:: Stored data ::
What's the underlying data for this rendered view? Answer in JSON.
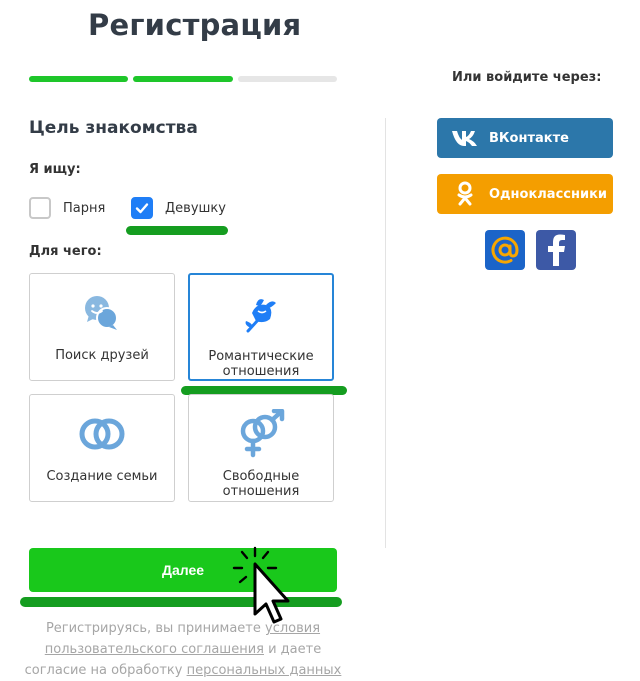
{
  "title": "Регистрация",
  "progress": {
    "total_steps": 3,
    "completed_steps": 2
  },
  "section_title": "Цель знакомства",
  "looking_for": {
    "label": "Я ищу:",
    "options": [
      {
        "label": "Парня",
        "checked": false
      },
      {
        "label": "Девушку",
        "checked": true
      }
    ]
  },
  "purpose": {
    "label": "Для чего:",
    "cards": [
      {
        "label": "Поиск друзей",
        "icon": "chat-bubbles-icon",
        "selected": false
      },
      {
        "label": "Романтические\nотношения",
        "icon": "flower-icon",
        "selected": true
      },
      {
        "label": "Создание семьи",
        "icon": "rings-icon",
        "selected": false
      },
      {
        "label": "Свободные\nотношения",
        "icon": "gender-symbols-icon",
        "selected": false
      }
    ]
  },
  "next_button": "Далее",
  "terms": {
    "part1": "Регистрируясь, вы принимаете ",
    "link1": "условия пользовательского соглашения",
    "part2": " и даете согласие на обработку ",
    "link2": "персональных данных"
  },
  "social": {
    "title": "Или войдите через:",
    "vk_label": "ВКонтакте",
    "ok_label": "Одноклассники"
  },
  "colors": {
    "accent_green": "#19c81b",
    "selected_blue": "#2685d7",
    "vk": "#2c77aa",
    "ok": "#f49e00",
    "mail": "#1b64c8",
    "facebook": "#3d59a6",
    "highlight_mark": "#159d20"
  }
}
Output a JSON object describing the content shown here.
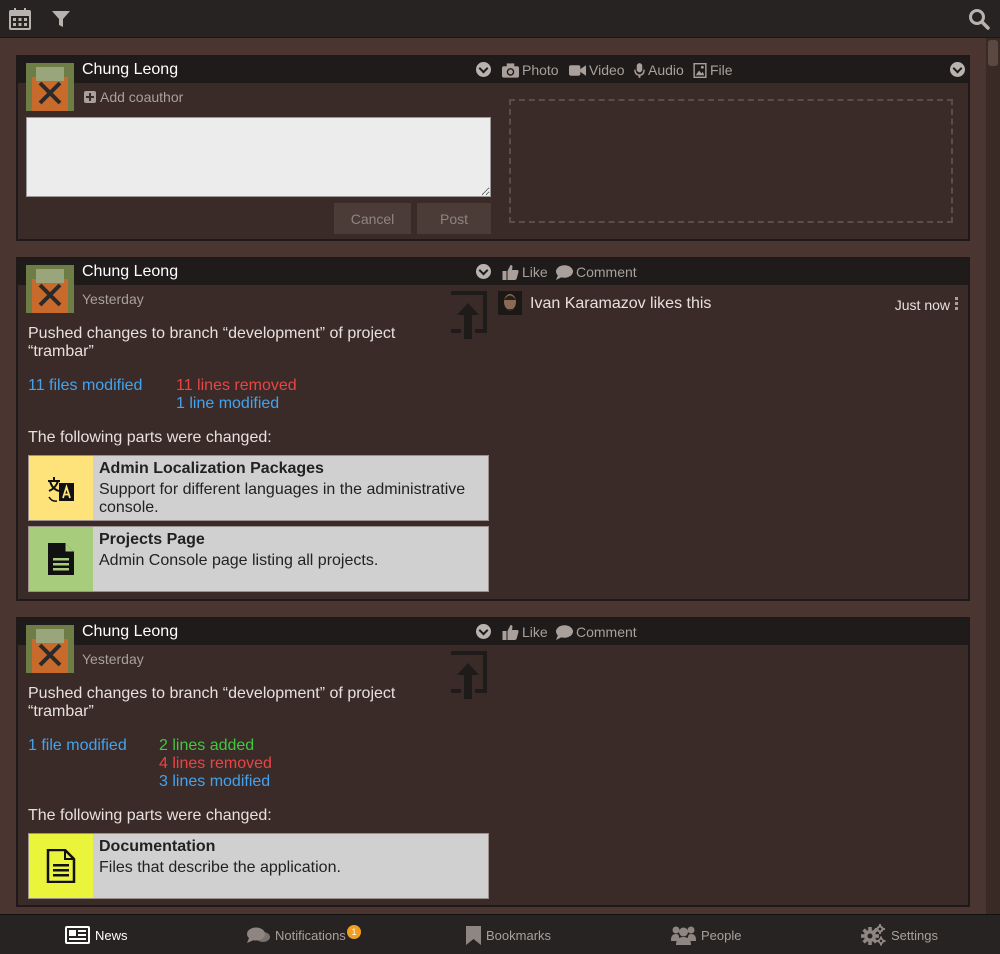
{
  "composer": {
    "author": "Chung Leong",
    "add_coauthor": "Add coauthor",
    "attachments": [
      "Photo",
      "Video",
      "Audio",
      "File"
    ],
    "text_value": "",
    "cancel_label": "Cancel",
    "post_label": "Post"
  },
  "stories": [
    {
      "author": "Chung Leong",
      "date": "Yesterday",
      "actions": [
        "Like",
        "Comment"
      ],
      "message": "Pushed changes to branch “development” of project “trambar”",
      "stats": {
        "files": "11 files modified",
        "lines": [
          "11 lines removed",
          "1 line modified"
        ]
      },
      "parts_label": "The following parts were changed:",
      "parts": [
        {
          "title": "Admin Localization Packages",
          "description": "Support for different languages in the administrative console.",
          "color": "#fde37a",
          "icon": "translate-icon"
        },
        {
          "title": "Projects Page",
          "description": "Admin Console page listing all projects.",
          "color": "#a6cc7c",
          "icon": "document-icon"
        }
      ],
      "reaction": {
        "text": "Ivan Karamazov likes this",
        "time": "Just now"
      }
    },
    {
      "author": "Chung Leong",
      "date": "Yesterday",
      "actions": [
        "Like",
        "Comment"
      ],
      "message": "Pushed changes to branch “development” of project “trambar”",
      "stats": {
        "files": "1 file modified",
        "lines": [
          "2 lines added",
          "4 lines removed",
          "3 lines modified"
        ]
      },
      "parts_label": "The following parts were changed:",
      "parts": [
        {
          "title": "Documentation",
          "description": "Files that describe the application.",
          "color": "#eaf43a",
          "icon": "text-document-icon"
        }
      ]
    }
  ],
  "nav": {
    "items": [
      "News",
      "Notifications",
      "Bookmarks",
      "People",
      "Settings"
    ],
    "notification_count": "1",
    "active": "News"
  },
  "colors": {
    "blue": "#42a3ef",
    "red": "#e94545",
    "green": "#43c743",
    "badge": "#f0a020"
  }
}
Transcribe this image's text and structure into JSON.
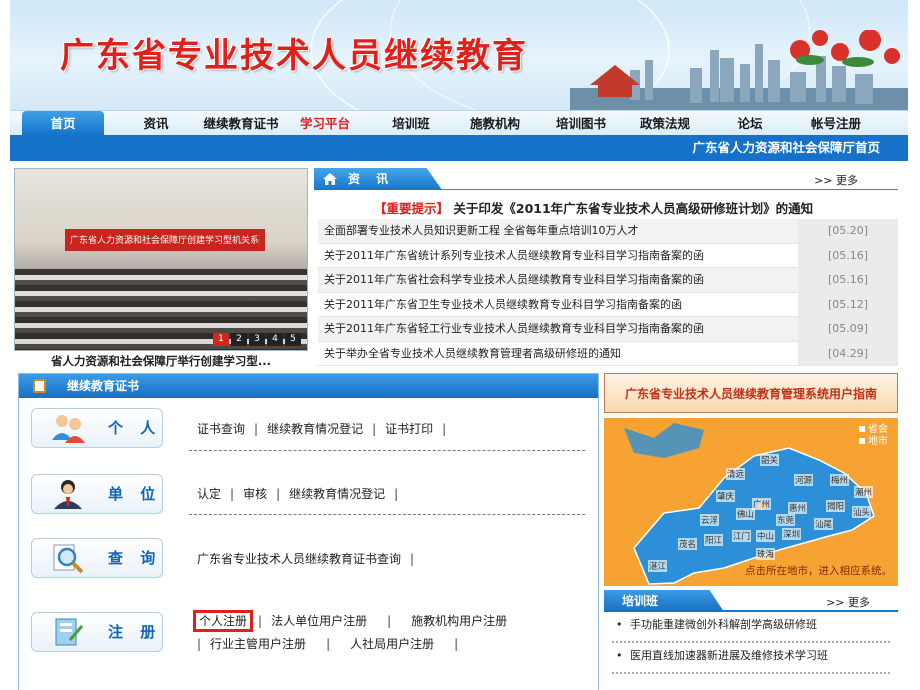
{
  "header": {
    "title": "广东省专业技术人员继续教育"
  },
  "nav": {
    "items": [
      "首页",
      "资讯",
      "继续教育证书",
      "学习平台",
      "培训班",
      "施教机构",
      "培训图书",
      "政策法规",
      "论坛",
      "帐号注册"
    ],
    "active_index": 0,
    "highlight_index": 3,
    "sub_link": "广东省人力资源和社会保障厅首页"
  },
  "photo": {
    "banner_text": "广东省人力资源和社会保障厅创建学习型机关系列讲座",
    "pages": [
      "1",
      "2",
      "3",
      "4",
      "5"
    ],
    "active_page": "1",
    "caption": "省人力资源和社会保障厅举行创建学习型..."
  },
  "news": {
    "tab_label": "资 讯",
    "more": ">> 更多",
    "notice_tag": "【重要提示】",
    "notice_text": "关于印发《2011年广东省专业技术人员高级研修班计划》的通知",
    "items": [
      {
        "title": "全面部署专业技术人员知识更新工程 全省每年重点培训10万人才",
        "date": "[05.20]"
      },
      {
        "title": "关于2011年广东省统计系列专业技术人员继续教育专业科目学习指南备案的函",
        "date": "[05.16]"
      },
      {
        "title": "关于2011年广东省社会科学专业技术人员继续教育专业科目学习指南备案的函",
        "date": "[05.16]"
      },
      {
        "title": "关于2011年广东省卫生专业技术人员继续教育专业科目学习指南备案的函",
        "date": "[05.12]"
      },
      {
        "title": "关于2011年广东省轻工行业专业技术人员继续教育专业科目学习指南备案的函",
        "date": "[05.09]"
      },
      {
        "title": "关于举办全省专业技术人员继续教育管理者高级研修班的通知",
        "date": "[04.29]"
      }
    ]
  },
  "cert": {
    "title": "继续教育证书",
    "personal": {
      "label": "个 人",
      "links": [
        "证书查询",
        "继续教育情况登记",
        "证书打印"
      ]
    },
    "unit": {
      "label": "单 位",
      "links": [
        "认定",
        "审核",
        "继续教育情况登记"
      ]
    },
    "query": {
      "label": "查 询",
      "links": [
        "广东省专业技术人员继续教育证书查询"
      ]
    },
    "register": {
      "label": "注 册",
      "links": [
        "个人注册",
        "法人单位用户注册",
        "施教机构用户注册",
        "行业主管用户注册",
        "人社局用户注册"
      ]
    },
    "separator": "|"
  },
  "guide": {
    "text": "广东省专业技术人员继续教育管理系统用户指南"
  },
  "map": {
    "legend_capital": "省会",
    "legend_city": "地市",
    "hint": "点击所在地市，进入相应系统。",
    "cities": [
      "韶关",
      "清远",
      "河源",
      "梅州",
      "潮州",
      "揭阳",
      "汕头",
      "汕尾",
      "惠州",
      "广州",
      "肇庆",
      "佛山",
      "东莞",
      "深圳",
      "云浮",
      "江门",
      "中山",
      "珠海",
      "阳江",
      "茂名",
      "湛江"
    ]
  },
  "training": {
    "title": "培训班",
    "more": ">> 更多",
    "items": [
      "手功能重建微创外科解剖学高级研修班",
      "医用直线加速器新进展及维修技术学习班"
    ]
  },
  "colors": {
    "brand_blue": "#1572c8",
    "accent_red": "#e0201a",
    "map_orange": "#f7a334"
  }
}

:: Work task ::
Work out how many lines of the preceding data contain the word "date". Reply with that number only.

:: Expected answer ::
8